Now the franchise’s first spin-off project under the umbrella of Disney, which took over the series from 20th Century Fox, is making its debut.
“The Ice Age Adventures of Buck Wild,” the sixth Ice Age film, focuses on the swashbuckling, one-eyed weasel who featured in several previous installments of the franchise.
The new film leaves many of the original characters (along with stars like Ray Romano, Denis Leary and John Leguizamo, who voiced them) behind, and instead follows the thrill-seeking possum brothers Crash and Eddie, who are reunited with Buck Wild, a character they met in 2009’s “Ice Age: Dawn of the Dinosaurs.”
As the film opens, the reckless brothers decide to spread their wings and leave the safety of their sometimes overprotective family. Not surprisingly, it doesn’t take long for them to get into trouble. Lucky for them, Buck and his female companion, a zorilla named Zee, come to their rescue.
Voiced by Simon Pegg (better known as “Scotty” from the Star Trek movies and “Benji” in the Mission: Impossible franchise), Buck Wild is adventure-loving and risk-taking, but also a bit of a “lone wolf.” And that idea of not having to struggle alone seems to be one of the film’s underlying themes.

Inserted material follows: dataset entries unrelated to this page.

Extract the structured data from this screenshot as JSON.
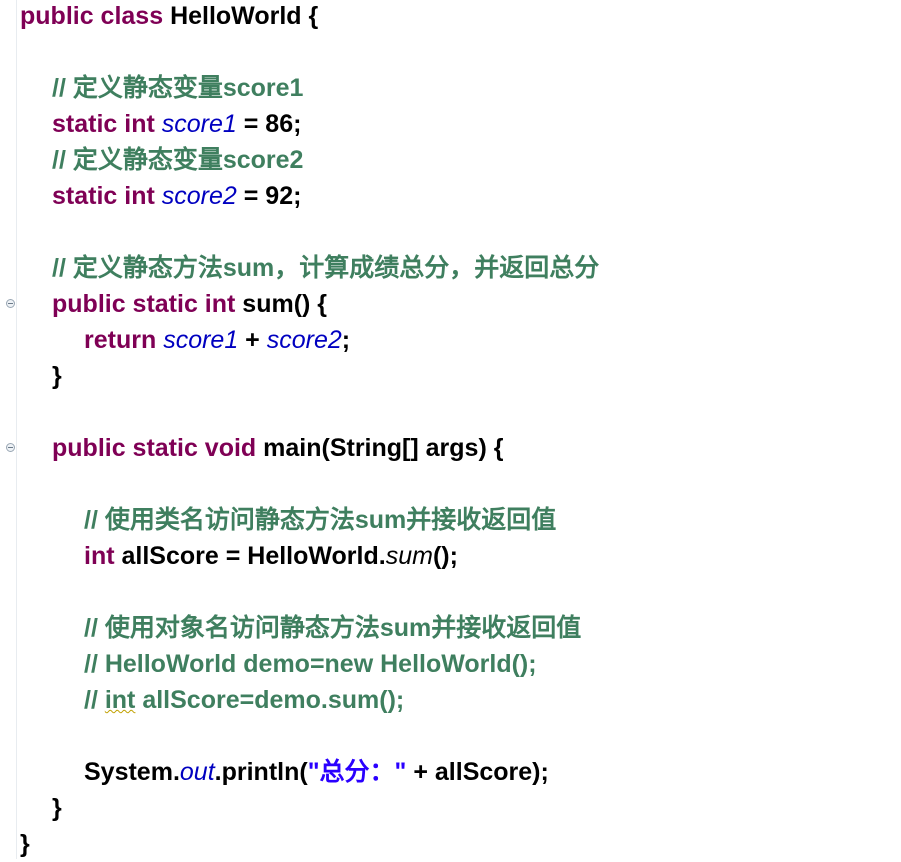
{
  "colors": {
    "keyword": "#7f0055",
    "comment": "#3f7f5f",
    "field": "#0000c0",
    "string": "#2a00ff"
  },
  "lines": [
    {
      "indent": 0,
      "tokens": [
        [
          "kw",
          "public class "
        ],
        [
          "tx",
          "HelloWorld {"
        ]
      ]
    },
    {
      "indent": 0,
      "tokens": []
    },
    {
      "indent": 1,
      "tokens": [
        [
          "cm",
          "// 定义静态变量score1"
        ]
      ]
    },
    {
      "indent": 1,
      "tokens": [
        [
          "kw",
          "static int "
        ],
        [
          "fd",
          "score1"
        ],
        [
          "tx",
          " = 86;"
        ]
      ]
    },
    {
      "indent": 1,
      "tokens": [
        [
          "cm",
          "// 定义静态变量score2"
        ]
      ]
    },
    {
      "indent": 1,
      "tokens": [
        [
          "kw",
          "static int "
        ],
        [
          "fd",
          "score2"
        ],
        [
          "tx",
          " = 92;"
        ]
      ]
    },
    {
      "indent": 0,
      "tokens": []
    },
    {
      "indent": 1,
      "tokens": [
        [
          "cm",
          "// 定义静态方法sum，计算成绩总分，并返回总分"
        ]
      ]
    },
    {
      "indent": 1,
      "fold": true,
      "tokens": [
        [
          "kw",
          "public static int "
        ],
        [
          "tx",
          "sum() {"
        ]
      ]
    },
    {
      "indent": 2,
      "tokens": [
        [
          "kw",
          "return "
        ],
        [
          "fd",
          "score1"
        ],
        [
          "tx",
          " + "
        ],
        [
          "fd",
          "score2"
        ],
        [
          "tx",
          ";"
        ]
      ]
    },
    {
      "indent": 1,
      "tokens": [
        [
          "tx",
          "}"
        ]
      ]
    },
    {
      "indent": 0,
      "tokens": []
    },
    {
      "indent": 1,
      "fold": true,
      "tokens": [
        [
          "kw",
          "public static void "
        ],
        [
          "tx",
          "main(String[] args) {"
        ]
      ]
    },
    {
      "indent": 0,
      "tokens": []
    },
    {
      "indent": 2,
      "tokens": [
        [
          "cm",
          "// 使用类名访问静态方法sum并接收返回值"
        ]
      ]
    },
    {
      "indent": 2,
      "tokens": [
        [
          "kw",
          "int "
        ],
        [
          "tx",
          "allScore = HelloWorld."
        ],
        [
          "im",
          "sum"
        ],
        [
          "tx",
          "();"
        ]
      ]
    },
    {
      "indent": 0,
      "tokens": []
    },
    {
      "indent": 2,
      "tokens": [
        [
          "cm",
          "// 使用对象名访问静态方法sum并接收返回值"
        ]
      ]
    },
    {
      "indent": 2,
      "tokens": [
        [
          "cm",
          "// HelloWorld demo=new HelloWorld();"
        ]
      ]
    },
    {
      "indent": 2,
      "tokens": [
        [
          "cm",
          "// "
        ],
        [
          "cmsq",
          "int"
        ],
        [
          "cm",
          " allScore=demo.sum();"
        ]
      ]
    },
    {
      "indent": 0,
      "tokens": []
    },
    {
      "indent": 2,
      "tokens": [
        [
          "tx",
          "System."
        ],
        [
          "fd",
          "out"
        ],
        [
          "tx",
          ".println("
        ],
        [
          "st",
          "\"总分：\""
        ],
        [
          "tx",
          " + allScore);"
        ]
      ]
    },
    {
      "indent": 1,
      "tokens": [
        [
          "tx",
          "}"
        ]
      ]
    },
    {
      "indent": 0,
      "tokens": [
        [
          "tx",
          "}"
        ]
      ]
    }
  ]
}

“Buck is such a loner,” Pegg said during a recent interview with the media. “He’s so used to doing everything by himself, that the idea of relying on his friends, or trusting someone to do something else, is a little bit uncomfortable for him. And in this movie, he learns that it’s not only OK to ask for help, it’s also OK to ask for help — as a guy — from your female friends.”

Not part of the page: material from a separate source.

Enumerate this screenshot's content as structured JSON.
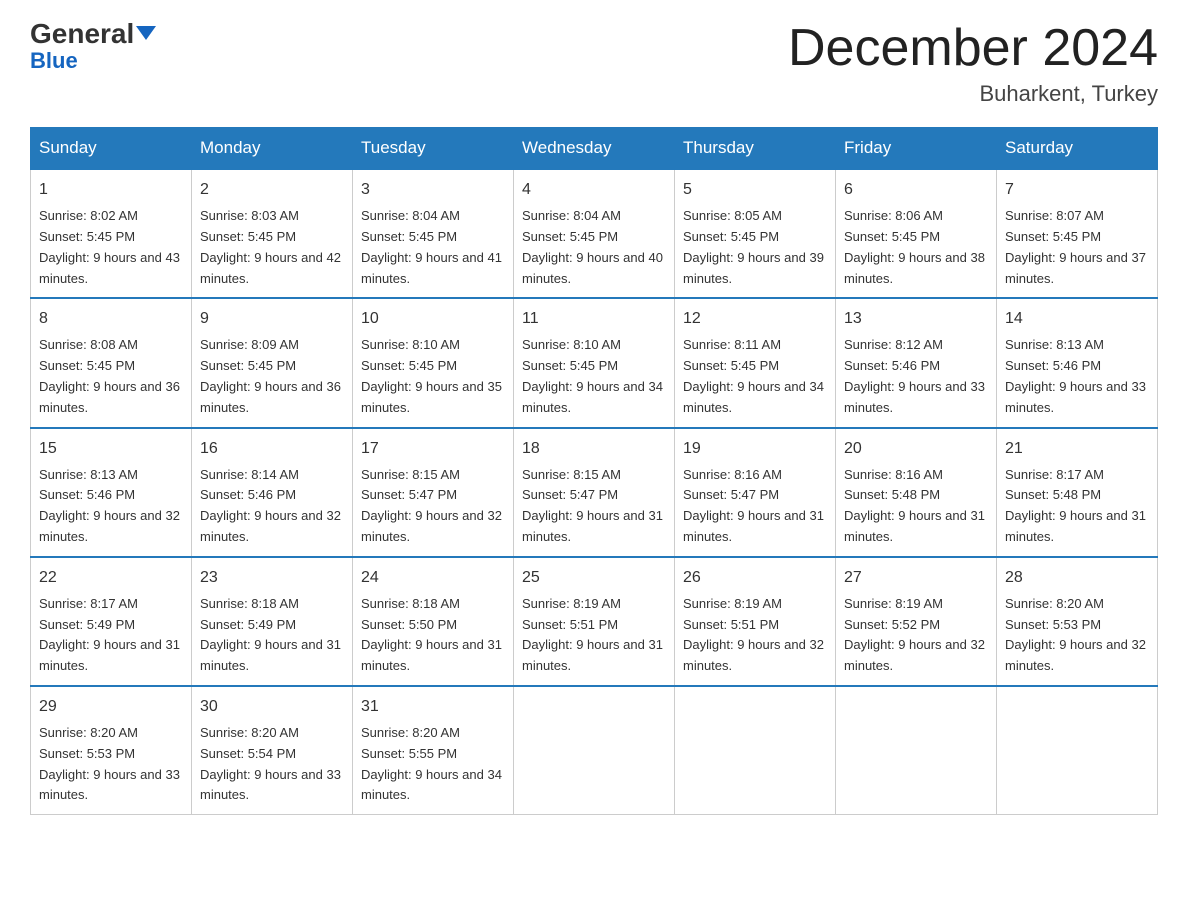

“[Buck is] a loner. He’s solitary. He doesn’t have people around him,” echoed executive producer Lori Forte. “And so it felt like the perfect time to show Buck in his world, protecting it, guarding it, but bringing new characters in with him that sort of shake up his solitariness a little bit.”John Donkin, director of the film who also worked on the Ice Age sequels “Continental Drift” and “Dawn of the Dinosaurs” expanded on that idea.
“I think that this movie allows us to start to peel back the layers of all that is Buck,” he noted. “Actually the introduction of the Zee character gives us a glimpse into some backstory in Buck. There’s some history between the two of them and we start to reveal that through the course of the movie.”
The concept of history between the characters and the importance of family are also central themes to this film, which clocks in at a little under 90 minutes. So while the younger audience members are laughing at the many sight gags and rather corny jokes, older viewers can appreciate the underlying messages that are couched in the humor.
“It is sort of in the DNA of the whole franchise to look at family as first of all, additive, it’s constantly growing,” Donkin said. “And it’s not necessarily bound by blood, but it’s more a loyalty between people, or animals. And so that’s just been thematic in all of the films. So it is really fun in this one to sort of explore the idea of, ‘OK, so what happens if your family needs to grow?'”
“It’s just a universal message for all time,” Forte noted. “And because COVID happened, it seems strikingly apparent now, that the message about family and staying together, even if you’re not together, and being together, whether you’re not together.”
“And it’s honestly born out by the success of the franchise globally, too, because it’s something that every part of the globe feels, this concept of family and how important that is,” Donkin added. “That’s why the movie plays great in southern hemisphere, northern hemisphere, you pick your place and people are responding to the movie.”
“What’s beautiful about these films is that all that stuff is there, and it makes them feel very rich and very nuanced, but it is just enormous fun,” Pegg concluded. “It’s ridiculously silly. It’s relentlessly funny. It’s beautiful to look at. But all of that doesn’t mean anything unless it’s founded in something meaningful and real. And these films always have been that.”
See for yourself if the Ice Age charm is still there — THE ICE AGE ADVENTURES OF BUCK WILD is streaming exclusively on Disney+ starting January 28, 2022.
(Rated PG, due to some extreme action scenes and mild language.)
Watch the trailer for “The Ice Age Adventures of Buck Wild” here: